5. Barbara Fritchie's Grave
To the South in Mount Olivet Cemetery is the grave of Barbara Fritchie.
24.838′ N, 77° 24.872′ W. Marker is in Frederick, Maryland, in Frederick County. Marker is on West Patrick Street (State Highway 144), on the left when traveling west. Click for map. Located between the Barbara Fritchie house and Mullinix Park, along Patrick Street (A one way street to the west at this point). Marker is at or near this postal address: 154 West Patrick Street, Frederick MD 21701, United States of America.
 
Other nearby markers. At least 8 other markers are within walking distance of this marker. 1862 Antietam Campaign (here, next to this marker); Jacob Engelbrecht (here, next to this marker); May 17, 1943 (here, next to this marker); John Hanson (about 500 feet away, measured in a direct line); a different marker also named John Hanson (about 600 feet away);

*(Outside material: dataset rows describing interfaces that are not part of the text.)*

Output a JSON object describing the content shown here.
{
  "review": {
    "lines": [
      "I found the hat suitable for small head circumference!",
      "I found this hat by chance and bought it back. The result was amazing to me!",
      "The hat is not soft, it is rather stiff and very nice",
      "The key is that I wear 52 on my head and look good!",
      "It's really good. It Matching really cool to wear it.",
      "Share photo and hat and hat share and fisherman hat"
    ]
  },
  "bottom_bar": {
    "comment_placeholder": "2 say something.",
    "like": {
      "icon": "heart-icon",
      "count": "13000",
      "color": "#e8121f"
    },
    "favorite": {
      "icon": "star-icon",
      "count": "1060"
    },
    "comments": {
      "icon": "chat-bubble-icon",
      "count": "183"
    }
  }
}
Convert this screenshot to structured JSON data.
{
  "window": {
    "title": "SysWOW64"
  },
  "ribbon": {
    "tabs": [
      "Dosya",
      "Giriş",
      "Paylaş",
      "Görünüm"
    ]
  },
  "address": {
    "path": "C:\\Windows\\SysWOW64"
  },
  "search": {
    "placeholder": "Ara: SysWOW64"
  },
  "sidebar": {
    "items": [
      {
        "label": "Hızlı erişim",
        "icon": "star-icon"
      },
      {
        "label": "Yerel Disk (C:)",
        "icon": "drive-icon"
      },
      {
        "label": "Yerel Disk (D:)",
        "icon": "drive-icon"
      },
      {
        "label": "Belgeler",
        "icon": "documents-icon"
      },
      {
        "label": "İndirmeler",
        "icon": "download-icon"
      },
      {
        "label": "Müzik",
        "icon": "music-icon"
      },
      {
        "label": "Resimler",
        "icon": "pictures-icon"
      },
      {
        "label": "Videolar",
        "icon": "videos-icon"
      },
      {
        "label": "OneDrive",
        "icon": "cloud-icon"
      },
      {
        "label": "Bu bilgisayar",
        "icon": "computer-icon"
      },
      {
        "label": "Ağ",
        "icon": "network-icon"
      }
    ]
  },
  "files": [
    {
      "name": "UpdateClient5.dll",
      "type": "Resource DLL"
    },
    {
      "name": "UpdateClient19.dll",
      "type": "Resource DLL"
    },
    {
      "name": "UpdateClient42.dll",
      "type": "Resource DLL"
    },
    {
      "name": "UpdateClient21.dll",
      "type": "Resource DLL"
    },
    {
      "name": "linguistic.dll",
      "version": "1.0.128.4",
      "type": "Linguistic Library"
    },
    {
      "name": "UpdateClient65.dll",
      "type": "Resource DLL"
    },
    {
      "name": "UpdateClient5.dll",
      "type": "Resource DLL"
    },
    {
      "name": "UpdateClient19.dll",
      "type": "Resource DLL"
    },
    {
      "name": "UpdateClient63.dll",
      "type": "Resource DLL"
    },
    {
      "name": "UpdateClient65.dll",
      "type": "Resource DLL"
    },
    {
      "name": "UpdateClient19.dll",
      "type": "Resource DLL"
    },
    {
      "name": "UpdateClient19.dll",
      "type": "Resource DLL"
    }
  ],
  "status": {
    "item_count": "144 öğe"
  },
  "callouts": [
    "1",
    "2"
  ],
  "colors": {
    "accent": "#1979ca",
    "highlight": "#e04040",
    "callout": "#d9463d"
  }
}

<i>The Grave of Barbara Fritchie, Frederick, Md.</i> image. Click for full size.
circa 1910
6. The Grave of Barbara Fritchie, Frederick, Md.
Ms. Fritchie and her husband were originally interred in the Episcopal Churchyard, as depicted above in the hand-tinted postcard. They were re-interred in Mt. Olivet Cemetery (See monument in Photo 5) in 1914.
a different marker also named John Hanson (about 600 feet away); Tyler’s-Spite House (about 700 feet away); A Good Night's Rest (about 700 feet away). Click for a list of all markers in Frederick.
 
More about this marker. The marker has a map of Civil War Trails sites in Frederick on the lower left. In the lower center is an Illustration of Barbara Fritchie waving the flag.
 
Also see . . .
1. The Barbara Fritchie House. Of note, nearby is the home occupied for some time by another Frederick native associated with the flag - Francis Scott Key. (Submitted on September 24, 2007, by Craig Swain of Leesburg, Virginia.) 

2. The Historical Basis of Whittier's "Barbara Frietchie". by George O. Seilheimer. (Submitted on September 24, 2007, by Craig Swain of Leesburg, Virginia.) 
 
Additional keywords. Antietam Campaign
 
Categories. War, US Civil
 
 
Credits. This page originally submitted on , by Craig Swain of Leesburg, Virginia. This page has been viewed 6,830 times since then and 146 times this year. Photos:   1, 2. submitted on , by Craig Swain of Leesburg, Virginia.   3. submitted on , by Bill Coughlin of North Arlington, New Jersey.   4, 5. submitted on , by Craig Swain of Leesburg, Virginia.   6. submitted on . • J. J. Prats was the editor who published this page. This page was last revised on June 16, 2016.
Paid Advertisement